*** Entries supplied ***

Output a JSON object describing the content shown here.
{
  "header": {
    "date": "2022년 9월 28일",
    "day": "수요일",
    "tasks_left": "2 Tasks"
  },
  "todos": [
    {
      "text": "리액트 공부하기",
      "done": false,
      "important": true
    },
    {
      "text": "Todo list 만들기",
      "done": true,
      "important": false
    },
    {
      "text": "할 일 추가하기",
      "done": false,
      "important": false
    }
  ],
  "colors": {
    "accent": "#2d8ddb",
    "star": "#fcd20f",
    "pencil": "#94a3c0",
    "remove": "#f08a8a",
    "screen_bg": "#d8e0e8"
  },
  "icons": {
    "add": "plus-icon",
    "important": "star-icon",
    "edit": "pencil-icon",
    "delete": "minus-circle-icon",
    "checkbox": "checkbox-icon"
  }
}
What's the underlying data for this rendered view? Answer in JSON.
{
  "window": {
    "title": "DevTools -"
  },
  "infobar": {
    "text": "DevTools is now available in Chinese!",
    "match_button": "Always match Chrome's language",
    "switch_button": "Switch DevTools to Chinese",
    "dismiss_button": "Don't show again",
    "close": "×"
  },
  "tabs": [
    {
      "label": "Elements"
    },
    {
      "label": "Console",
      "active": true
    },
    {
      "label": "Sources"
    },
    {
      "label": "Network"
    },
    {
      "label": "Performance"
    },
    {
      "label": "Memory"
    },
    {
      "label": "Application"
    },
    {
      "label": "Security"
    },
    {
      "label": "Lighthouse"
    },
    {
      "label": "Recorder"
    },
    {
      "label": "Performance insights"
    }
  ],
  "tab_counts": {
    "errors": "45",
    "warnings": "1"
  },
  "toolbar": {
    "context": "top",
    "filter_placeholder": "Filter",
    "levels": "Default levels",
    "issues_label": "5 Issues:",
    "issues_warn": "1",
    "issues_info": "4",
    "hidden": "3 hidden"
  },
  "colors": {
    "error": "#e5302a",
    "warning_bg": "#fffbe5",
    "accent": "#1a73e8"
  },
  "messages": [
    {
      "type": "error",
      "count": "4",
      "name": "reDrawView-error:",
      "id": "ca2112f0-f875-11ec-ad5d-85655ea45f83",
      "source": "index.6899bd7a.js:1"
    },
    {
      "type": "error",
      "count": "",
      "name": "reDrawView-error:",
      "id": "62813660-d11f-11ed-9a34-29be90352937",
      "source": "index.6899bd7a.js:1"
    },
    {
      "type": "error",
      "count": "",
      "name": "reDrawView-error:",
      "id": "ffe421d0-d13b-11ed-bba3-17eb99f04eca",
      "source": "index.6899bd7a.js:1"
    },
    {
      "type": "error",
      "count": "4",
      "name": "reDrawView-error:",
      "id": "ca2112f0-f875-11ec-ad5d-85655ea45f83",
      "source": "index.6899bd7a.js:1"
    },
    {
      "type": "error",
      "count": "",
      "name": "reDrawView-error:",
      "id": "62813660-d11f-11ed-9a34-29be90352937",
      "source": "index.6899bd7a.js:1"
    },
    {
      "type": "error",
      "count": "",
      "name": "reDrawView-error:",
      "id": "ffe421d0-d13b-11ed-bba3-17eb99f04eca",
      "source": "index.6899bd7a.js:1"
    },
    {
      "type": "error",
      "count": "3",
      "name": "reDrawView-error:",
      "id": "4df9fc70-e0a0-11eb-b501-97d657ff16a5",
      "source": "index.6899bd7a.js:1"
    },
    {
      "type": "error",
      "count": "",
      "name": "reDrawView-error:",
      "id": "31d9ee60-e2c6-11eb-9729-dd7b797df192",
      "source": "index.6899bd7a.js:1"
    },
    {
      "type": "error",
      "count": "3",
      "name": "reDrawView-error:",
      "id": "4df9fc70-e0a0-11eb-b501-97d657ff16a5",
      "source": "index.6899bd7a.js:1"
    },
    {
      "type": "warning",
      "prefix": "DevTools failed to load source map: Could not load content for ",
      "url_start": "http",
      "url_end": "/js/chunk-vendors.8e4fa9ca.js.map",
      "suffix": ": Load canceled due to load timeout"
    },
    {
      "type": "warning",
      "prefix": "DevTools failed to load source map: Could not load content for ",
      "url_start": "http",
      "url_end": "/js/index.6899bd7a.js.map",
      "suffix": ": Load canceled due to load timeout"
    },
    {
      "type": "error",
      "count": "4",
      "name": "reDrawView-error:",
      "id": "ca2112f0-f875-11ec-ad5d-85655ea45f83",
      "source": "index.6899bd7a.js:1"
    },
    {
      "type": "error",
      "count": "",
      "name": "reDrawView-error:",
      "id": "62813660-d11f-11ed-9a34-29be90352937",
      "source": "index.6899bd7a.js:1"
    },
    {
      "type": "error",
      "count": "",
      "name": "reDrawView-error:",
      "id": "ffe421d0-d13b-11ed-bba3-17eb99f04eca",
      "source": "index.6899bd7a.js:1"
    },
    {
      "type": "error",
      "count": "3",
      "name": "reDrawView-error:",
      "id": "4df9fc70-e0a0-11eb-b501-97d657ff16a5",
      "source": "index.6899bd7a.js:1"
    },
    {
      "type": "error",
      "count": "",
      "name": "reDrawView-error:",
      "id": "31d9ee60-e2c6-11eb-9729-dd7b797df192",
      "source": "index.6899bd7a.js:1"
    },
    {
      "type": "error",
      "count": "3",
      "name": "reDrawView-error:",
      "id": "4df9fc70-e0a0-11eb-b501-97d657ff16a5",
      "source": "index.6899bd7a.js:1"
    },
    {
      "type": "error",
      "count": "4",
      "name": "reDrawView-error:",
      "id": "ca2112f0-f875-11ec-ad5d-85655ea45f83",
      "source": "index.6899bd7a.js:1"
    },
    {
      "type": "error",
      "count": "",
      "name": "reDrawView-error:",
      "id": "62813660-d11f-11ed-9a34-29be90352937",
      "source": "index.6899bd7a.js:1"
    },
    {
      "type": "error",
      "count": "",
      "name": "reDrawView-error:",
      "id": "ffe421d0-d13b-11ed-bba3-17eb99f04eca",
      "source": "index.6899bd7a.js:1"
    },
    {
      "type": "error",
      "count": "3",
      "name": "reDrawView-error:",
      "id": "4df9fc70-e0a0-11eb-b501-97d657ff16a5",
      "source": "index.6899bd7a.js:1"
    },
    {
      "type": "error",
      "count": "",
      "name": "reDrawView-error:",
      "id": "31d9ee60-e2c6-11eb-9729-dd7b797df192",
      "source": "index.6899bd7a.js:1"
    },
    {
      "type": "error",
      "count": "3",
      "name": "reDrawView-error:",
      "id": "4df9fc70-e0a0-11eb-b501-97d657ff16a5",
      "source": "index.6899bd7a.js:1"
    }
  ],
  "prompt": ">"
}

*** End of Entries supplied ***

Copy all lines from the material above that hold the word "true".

      "important": true
      "done": true,
      "active": true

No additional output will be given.